Flashback to how I got it: It was a gift from a pal when I was in high school; 15 years old and pleased that someone was so thoughtful.
I thumbed through it and noticed something that I had highlighted a few quotes throughout the book. Not a lot. But a few.
What a gift! A present from the past; the last time I got something like this was when my senior English teacher from high school mailed me a letter from my 17 year-old self, 5 years later (which prompted me to quit my full-time job at the time in favor of finally finishing my degree).
Over the years, life revealed things that never would’ve occurred to me to seek out. I stumbled into improv because a junior college theater professor told me I wasn’t that great at acting. I never looked back; I reveled in a world called improv where anything was possible and by simply being positive, you could find yourself in a whirlwind of possibilities…on stage and in life.
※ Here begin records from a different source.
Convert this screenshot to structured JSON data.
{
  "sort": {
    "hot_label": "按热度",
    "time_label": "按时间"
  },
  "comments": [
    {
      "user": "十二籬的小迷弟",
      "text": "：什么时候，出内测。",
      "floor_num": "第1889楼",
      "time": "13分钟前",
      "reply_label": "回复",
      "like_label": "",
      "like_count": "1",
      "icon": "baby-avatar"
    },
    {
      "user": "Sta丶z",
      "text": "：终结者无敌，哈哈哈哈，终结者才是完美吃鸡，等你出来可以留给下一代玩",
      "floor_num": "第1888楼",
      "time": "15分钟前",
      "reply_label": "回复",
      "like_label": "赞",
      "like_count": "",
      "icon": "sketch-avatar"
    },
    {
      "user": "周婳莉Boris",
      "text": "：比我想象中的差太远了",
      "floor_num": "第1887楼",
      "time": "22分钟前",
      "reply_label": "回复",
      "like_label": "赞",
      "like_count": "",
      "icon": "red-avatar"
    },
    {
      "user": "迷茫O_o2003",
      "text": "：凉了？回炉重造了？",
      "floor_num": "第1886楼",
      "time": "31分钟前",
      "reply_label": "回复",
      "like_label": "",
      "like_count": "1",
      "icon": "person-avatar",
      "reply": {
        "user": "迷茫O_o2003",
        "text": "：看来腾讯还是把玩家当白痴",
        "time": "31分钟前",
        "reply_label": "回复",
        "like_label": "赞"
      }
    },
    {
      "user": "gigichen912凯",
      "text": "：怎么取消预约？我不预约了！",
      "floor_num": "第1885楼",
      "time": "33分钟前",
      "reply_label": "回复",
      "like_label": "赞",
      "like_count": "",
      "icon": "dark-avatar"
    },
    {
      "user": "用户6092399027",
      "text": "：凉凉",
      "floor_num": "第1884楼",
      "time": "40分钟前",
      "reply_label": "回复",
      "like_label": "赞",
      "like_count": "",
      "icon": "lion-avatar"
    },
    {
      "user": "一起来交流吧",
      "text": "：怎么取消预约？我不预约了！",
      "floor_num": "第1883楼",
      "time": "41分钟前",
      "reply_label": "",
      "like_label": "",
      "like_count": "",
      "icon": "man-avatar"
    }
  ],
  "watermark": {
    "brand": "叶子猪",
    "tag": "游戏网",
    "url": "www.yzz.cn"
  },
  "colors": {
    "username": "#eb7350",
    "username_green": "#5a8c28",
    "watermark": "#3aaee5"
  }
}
From that point until where we are now, I had naturally attributed my current attitude and position on life to learning improv, in 2001, when I was 19. I am even willing to admit that I remember very little about my personality before I started doing this thing called improv. A lot of my reasoning for being so attracted to the PR field and to many other facets of my current lifestyle were based in the same things that attract me to improv.
Flash forward to now: 27, cleaning my house and realizing I continue to pack, unpack, re-pack, unpack and re-shelve this mini-book, for no valid explanation other than “*shrug*…you can’t just throw a book away.” (unless it’s a math book…yeesh.)
Current situation: Waitress/Bartender at a downtown brewery, doing PR work for ComedySportz with no one to teach me but Google, and so mean and negative about 7 months of fruitless job hunting. Tired of hearing “it’s the economy” and sick of hearing about everyone else’s success. Ashamed to have my degree with nothing to show for it and pissed I still don’t have my “JOB job.” ( I refuse to call things “real” jobs. I currently don’t make fake money or pay fake bills, so I don’t see the reasoning other than to put down an industry that keeps many living and financially afloat.)
So *scoff* let’s look and see what 15 year-old Courtney Pong thought was “important” and the “key to living life.”
Learn to laugh at yourself.
Be nice to the people who serve you.
Look on the bright side.
Laugh at yourself; laugh with others.
There are those who dream, those who do and those who do both. Join the third group.
Don’t let your dreams die.
Suppress neither sneezes nor laughter.
Have a ready smile and a firm handshake.
Our five senses are incomplete without the sixth - a sense of humor.
Now, they’re pretty generic. Stuff you’d see stitched in a pillow, right? But when you’re 15, they’re profound, like pop songs.
But more importantly…the theme when I was 15 was to laugh. To make others laugh. To keep laughing. (and to dream big, but that’s not the focus right now)
How could I have possibly known that I would end up making that a life choice and continue it professionally? I didn’t start improv because I was seeking it out. I ended up in it and ran with it.
Which brings us to a very intresting now - what a call to action. What a perfectly timed reminder, in the midst of all the jaded mumblings and jealous side comments, that at the heart of it all, is that original person.
You just have to find it.
And remember why you started all this in the first place.